• [What the task asks]:
Filter the records below, keeping only lines with the string "JSON".

• [Records for processing]:
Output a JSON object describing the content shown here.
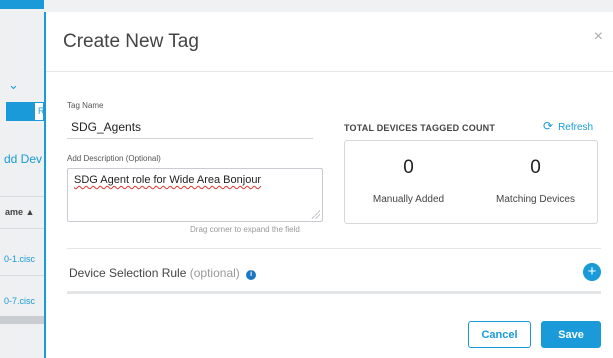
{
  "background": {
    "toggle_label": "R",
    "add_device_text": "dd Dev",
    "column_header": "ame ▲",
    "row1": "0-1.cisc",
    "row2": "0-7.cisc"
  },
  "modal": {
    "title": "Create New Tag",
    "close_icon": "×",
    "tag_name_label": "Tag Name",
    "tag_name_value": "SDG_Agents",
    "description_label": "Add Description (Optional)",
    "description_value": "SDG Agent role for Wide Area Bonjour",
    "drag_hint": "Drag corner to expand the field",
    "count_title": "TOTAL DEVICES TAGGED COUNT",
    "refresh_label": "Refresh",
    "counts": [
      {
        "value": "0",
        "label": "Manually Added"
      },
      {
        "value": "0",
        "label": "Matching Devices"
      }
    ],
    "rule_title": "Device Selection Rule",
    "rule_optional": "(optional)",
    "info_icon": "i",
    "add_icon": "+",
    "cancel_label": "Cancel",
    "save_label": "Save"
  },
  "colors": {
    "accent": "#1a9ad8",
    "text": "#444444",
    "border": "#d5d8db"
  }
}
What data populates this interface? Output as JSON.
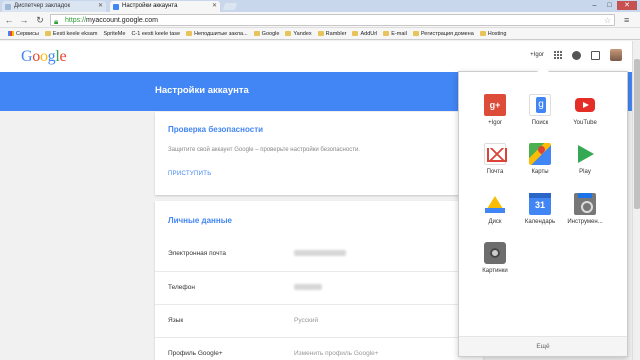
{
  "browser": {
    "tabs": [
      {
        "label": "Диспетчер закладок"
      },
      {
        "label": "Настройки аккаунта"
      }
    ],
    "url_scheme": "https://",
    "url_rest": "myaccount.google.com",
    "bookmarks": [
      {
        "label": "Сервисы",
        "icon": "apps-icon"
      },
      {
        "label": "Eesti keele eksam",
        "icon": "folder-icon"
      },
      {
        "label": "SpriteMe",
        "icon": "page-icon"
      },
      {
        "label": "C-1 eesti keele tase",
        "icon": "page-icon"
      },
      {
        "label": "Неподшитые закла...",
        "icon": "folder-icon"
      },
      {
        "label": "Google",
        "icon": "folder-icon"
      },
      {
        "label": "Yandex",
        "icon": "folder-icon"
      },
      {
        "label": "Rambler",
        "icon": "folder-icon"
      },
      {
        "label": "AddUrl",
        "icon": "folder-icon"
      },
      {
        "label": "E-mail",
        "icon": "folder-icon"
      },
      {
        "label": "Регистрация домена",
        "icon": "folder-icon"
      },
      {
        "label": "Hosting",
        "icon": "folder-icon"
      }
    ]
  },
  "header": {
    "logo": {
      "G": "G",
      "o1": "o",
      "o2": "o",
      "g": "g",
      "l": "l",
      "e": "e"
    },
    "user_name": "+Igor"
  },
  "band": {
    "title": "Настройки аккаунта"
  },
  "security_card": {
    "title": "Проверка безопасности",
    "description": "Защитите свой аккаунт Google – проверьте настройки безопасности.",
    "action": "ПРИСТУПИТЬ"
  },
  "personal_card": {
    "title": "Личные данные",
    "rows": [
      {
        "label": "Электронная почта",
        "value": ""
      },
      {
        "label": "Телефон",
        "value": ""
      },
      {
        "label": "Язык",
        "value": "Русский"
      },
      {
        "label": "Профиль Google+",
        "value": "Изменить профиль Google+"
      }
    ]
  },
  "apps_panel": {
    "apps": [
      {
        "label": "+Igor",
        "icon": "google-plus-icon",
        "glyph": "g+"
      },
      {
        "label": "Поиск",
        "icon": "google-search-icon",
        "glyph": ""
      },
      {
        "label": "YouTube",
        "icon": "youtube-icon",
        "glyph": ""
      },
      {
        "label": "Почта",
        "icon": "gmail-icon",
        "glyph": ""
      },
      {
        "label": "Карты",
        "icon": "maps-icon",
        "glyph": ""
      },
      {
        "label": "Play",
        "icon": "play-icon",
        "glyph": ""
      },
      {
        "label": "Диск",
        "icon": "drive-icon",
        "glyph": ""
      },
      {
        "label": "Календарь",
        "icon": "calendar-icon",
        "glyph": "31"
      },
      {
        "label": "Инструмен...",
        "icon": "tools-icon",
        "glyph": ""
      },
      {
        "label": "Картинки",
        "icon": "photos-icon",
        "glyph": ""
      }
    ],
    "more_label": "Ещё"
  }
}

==

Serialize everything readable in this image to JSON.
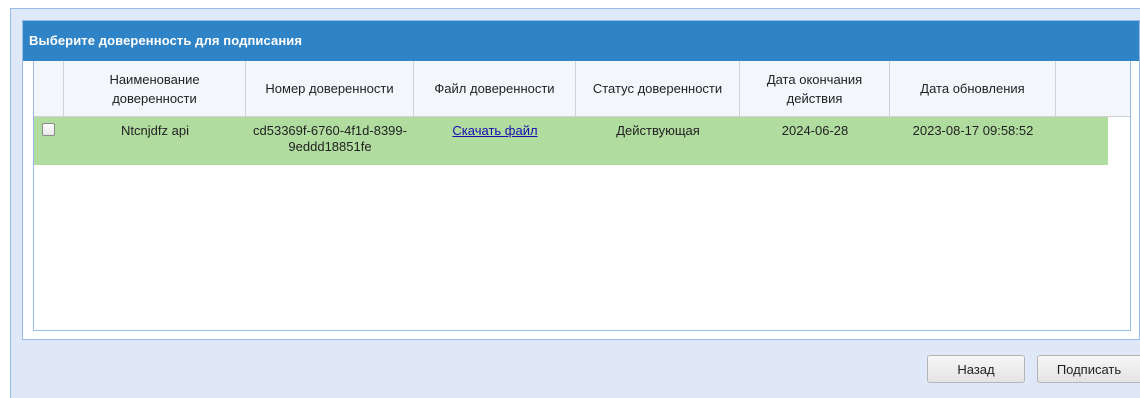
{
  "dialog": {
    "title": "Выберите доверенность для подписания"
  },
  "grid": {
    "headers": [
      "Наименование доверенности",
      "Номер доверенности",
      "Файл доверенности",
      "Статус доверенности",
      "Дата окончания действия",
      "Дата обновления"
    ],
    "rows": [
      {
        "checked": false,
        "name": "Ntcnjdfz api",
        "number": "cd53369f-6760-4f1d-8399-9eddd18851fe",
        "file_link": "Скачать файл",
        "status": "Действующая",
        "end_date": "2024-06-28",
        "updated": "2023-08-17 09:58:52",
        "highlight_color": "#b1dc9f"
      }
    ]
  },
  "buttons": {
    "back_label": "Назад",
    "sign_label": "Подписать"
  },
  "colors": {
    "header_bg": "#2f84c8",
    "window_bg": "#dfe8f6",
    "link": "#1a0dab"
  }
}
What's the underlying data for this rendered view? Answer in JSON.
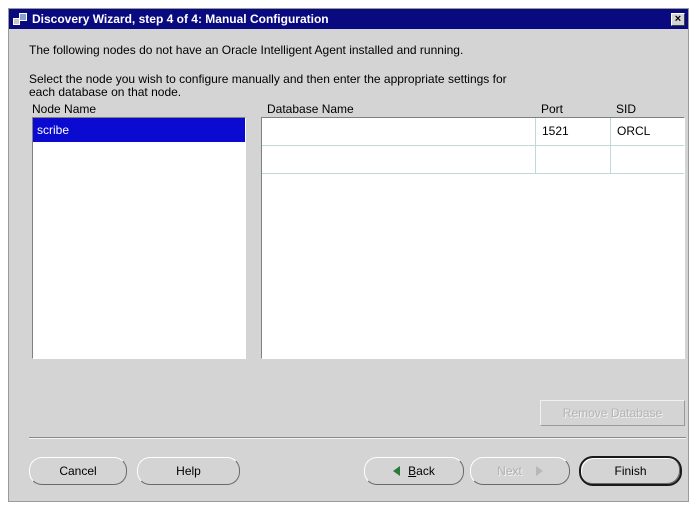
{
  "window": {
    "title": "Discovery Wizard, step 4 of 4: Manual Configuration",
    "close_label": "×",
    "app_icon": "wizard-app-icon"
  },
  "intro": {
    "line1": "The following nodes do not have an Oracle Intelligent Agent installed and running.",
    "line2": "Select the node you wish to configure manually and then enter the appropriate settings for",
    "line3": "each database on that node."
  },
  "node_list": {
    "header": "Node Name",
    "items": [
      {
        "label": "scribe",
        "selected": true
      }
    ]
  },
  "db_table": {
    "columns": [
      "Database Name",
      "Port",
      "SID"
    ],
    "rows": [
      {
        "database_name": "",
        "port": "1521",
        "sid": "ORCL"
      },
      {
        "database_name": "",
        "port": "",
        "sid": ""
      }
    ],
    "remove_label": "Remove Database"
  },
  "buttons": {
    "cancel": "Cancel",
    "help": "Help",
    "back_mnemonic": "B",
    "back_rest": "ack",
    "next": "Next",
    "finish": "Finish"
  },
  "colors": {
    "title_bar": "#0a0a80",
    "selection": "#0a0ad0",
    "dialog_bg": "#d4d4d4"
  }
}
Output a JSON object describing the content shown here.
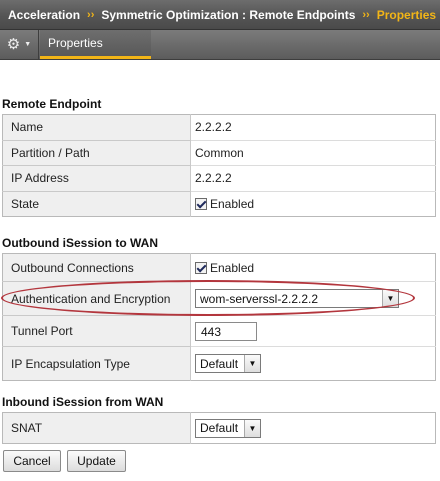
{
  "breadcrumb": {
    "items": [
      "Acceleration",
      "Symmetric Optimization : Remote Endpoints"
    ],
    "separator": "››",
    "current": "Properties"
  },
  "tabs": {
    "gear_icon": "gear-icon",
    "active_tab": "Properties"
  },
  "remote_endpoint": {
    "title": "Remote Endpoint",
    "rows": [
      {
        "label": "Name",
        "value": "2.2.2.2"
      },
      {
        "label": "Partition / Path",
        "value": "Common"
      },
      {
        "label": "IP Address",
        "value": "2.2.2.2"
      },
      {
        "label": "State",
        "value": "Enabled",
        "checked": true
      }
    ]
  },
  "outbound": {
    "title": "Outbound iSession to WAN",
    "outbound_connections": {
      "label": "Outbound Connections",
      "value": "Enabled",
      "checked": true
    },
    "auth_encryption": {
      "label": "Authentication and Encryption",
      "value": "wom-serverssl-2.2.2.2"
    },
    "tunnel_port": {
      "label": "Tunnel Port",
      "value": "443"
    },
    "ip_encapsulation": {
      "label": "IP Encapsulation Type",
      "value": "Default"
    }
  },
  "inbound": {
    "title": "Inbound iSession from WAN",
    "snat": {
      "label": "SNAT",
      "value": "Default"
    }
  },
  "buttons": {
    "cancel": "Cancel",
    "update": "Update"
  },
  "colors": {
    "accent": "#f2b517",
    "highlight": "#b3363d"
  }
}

• [Task response]:
Output a JSON object describing the content shown here.
What data populates this interface? Output as JSON.
Serialize everything readable in this image to JSON.
What's the underlying data for this rendered view? Answer in JSON.
Output a JSON object describing the content shown here.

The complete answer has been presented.